  10. I’m not in BNI, and don’t attend many functions where people sort of stand up and pitch to the audience, but I do believe in having an elevator pitch as it creates the fundamental positioning in a marketing kit, strategy, and everything after that.

    The part about the name is interesting. I think if people are expecting a pitch (such as when you’re presenting something), then perhaps you should just go straight into it, but I know that I personally would be really turned off if someone walked up to me individually at a networking event and started with something other than their name.

    I’ve always been taught that you can use your elevator pitch in any situation, not just a presentation, and so, it makes sense that at a networking event, someone you’ve just met would start with their name and then if I asked, “What do you do?” at that time, they would explain it with the pitch. John Jantsch talks about this a bit in his Duct Tape Marketing book.

    Hopefully that makes sense! I could have been missing the point about the name thing.

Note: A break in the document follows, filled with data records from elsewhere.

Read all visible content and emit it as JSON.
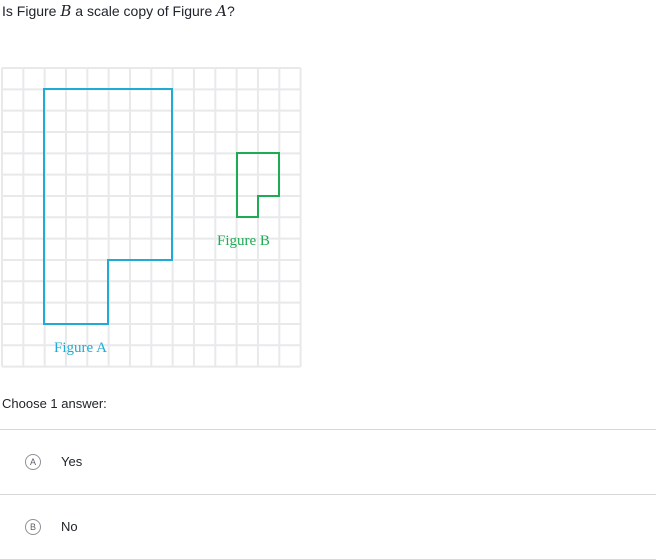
{
  "question": {
    "prefix": "Is Figure ",
    "var_b": "B",
    "middle": " a scale copy of Figure ",
    "var_a": "A",
    "suffix": "?"
  },
  "figures": {
    "a": {
      "label": "Figure A",
      "color": "#1fabd3"
    },
    "b": {
      "label": "Figure B",
      "color": "#1fab54"
    }
  },
  "prompt": "Choose 1 answer:",
  "choices": [
    {
      "letter": "A",
      "text": "Yes"
    },
    {
      "letter": "B",
      "text": "No"
    }
  ],
  "colors": {
    "grid": "#e8e9eb",
    "text": "#21242c",
    "divider": "#d6d8da"
  }
}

  11. Julie, I think you have hit two somethings: starting your pitch with your name is just downright BLAH, and, people don’t remember names easily. Although 99% of us do (I even do it on occasion; when I’m lazy!) start with our names. It is a signal that kind of lulls the other person into a comatose state – and they end up half-listening.

    Sherryl, not using your name among a group you meet with weekly, and they already KNOW your name, is a good thing. As I responded to Julie, that first name is like a lullaby in some cases. Zzzz.

    LOL – Catarina! Bingo. Exactly.

    Tia, you want to have a different elevator pitch for different audiences. Jeannette and I agree on this. She says, tailor your brand statement to your audience. Why would you want to pitch your BNI group (members are supposed to be like your marketing team) the same way you would pitch your family (you just want them to KNOW what you do) the same way you would pitch a prospective client (they are listening for something entirely different) or the same way you would pitch a potential referral partner? I think all those different audiences would appreciate that you have a different way of communicating with them. Just for them. The think about the name – I just chimed in to both Julie and Sherryl about this in regards to their insights. The thing about using your name or not using your name, it is certainly up to you. It can be the number one sleep aid at networking events though. It’s a trigger for people and when you lead with it, oh oh!

    Happy Networking!

  12. I’ve been following all your recent posts now and I must tell that all of them are great and very informative. Thanks for sharing